EXERCISE AIM: Scan the material below for "icon", then return each line that contains it.
BEGIN DATA FOR ANALYSIS
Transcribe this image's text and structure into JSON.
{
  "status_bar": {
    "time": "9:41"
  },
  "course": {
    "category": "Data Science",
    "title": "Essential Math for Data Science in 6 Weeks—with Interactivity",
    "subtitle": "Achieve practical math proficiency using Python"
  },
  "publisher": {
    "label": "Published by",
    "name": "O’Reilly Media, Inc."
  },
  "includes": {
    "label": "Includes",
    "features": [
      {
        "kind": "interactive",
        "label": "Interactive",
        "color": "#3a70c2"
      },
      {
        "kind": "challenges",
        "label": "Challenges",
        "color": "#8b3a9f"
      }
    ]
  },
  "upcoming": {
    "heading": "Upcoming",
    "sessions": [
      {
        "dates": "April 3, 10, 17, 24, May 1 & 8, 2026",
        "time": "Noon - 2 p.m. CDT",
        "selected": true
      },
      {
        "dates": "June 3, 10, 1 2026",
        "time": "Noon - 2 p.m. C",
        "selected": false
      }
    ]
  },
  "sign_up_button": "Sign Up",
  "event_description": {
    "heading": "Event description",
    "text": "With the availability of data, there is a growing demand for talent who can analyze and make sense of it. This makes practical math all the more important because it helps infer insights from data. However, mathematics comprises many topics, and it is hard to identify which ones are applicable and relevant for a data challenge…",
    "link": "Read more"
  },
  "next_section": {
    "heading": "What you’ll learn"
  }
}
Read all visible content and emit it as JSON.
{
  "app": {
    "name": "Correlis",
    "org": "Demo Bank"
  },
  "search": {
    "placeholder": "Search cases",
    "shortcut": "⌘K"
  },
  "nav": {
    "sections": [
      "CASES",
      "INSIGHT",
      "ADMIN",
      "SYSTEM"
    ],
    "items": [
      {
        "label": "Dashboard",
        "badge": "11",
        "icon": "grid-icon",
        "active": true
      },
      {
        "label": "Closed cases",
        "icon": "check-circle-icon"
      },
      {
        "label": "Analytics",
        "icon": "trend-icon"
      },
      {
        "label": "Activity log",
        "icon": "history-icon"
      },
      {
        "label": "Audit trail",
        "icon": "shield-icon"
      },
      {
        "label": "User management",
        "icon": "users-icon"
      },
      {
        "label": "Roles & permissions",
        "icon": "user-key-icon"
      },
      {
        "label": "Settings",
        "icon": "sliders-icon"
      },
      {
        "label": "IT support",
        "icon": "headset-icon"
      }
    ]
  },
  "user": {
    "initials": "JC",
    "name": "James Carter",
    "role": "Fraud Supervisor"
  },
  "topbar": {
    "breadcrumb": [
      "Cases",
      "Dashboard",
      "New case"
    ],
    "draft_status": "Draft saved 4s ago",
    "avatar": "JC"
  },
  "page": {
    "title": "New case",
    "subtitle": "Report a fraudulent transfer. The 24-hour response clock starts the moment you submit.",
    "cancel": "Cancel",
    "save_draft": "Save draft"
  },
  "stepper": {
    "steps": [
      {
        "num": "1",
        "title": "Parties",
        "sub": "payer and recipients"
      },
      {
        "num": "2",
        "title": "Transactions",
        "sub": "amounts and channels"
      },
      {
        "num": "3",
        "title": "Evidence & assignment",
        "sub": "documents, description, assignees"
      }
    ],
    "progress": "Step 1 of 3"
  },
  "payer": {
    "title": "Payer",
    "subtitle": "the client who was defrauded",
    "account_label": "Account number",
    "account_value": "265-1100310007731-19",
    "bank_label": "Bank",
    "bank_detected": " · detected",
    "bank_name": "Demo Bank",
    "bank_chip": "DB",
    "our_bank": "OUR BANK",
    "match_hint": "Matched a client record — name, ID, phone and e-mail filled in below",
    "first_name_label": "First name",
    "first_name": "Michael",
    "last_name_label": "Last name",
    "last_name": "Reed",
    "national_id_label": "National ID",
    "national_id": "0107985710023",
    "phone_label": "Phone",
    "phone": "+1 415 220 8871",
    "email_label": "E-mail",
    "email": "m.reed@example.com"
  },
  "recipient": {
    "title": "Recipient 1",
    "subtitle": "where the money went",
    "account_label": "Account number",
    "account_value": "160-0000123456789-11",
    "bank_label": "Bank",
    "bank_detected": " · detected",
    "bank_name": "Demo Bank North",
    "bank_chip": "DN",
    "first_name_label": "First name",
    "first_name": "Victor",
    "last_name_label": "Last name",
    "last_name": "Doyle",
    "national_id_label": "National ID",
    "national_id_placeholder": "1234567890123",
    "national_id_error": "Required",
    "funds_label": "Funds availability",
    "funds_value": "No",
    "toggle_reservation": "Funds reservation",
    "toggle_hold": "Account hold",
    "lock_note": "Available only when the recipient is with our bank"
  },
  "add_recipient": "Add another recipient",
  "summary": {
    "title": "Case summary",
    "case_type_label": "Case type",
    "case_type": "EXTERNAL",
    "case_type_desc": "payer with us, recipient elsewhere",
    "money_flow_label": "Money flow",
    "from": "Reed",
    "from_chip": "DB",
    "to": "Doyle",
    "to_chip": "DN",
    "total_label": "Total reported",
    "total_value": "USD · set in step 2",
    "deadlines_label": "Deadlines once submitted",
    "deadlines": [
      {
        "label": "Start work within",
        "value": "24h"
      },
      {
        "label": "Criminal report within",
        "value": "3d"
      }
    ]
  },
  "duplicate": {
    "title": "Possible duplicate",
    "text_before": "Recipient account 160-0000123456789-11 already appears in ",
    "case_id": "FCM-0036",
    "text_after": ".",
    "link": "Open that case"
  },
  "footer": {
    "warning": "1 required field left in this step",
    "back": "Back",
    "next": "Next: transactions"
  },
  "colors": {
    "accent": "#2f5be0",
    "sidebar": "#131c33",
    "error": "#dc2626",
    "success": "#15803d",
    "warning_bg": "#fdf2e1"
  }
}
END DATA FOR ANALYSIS
ANSWER AREA:
        "icon": "grid-icon",
        "icon": "check-circle-icon"
        "icon": "trend-icon"
        "icon": "history-icon"
        "icon": "shield-icon"
        "icon": "users-icon"
        "icon": "user-key-icon"
        "icon": "sliders-icon"
        "icon": "headset-icon"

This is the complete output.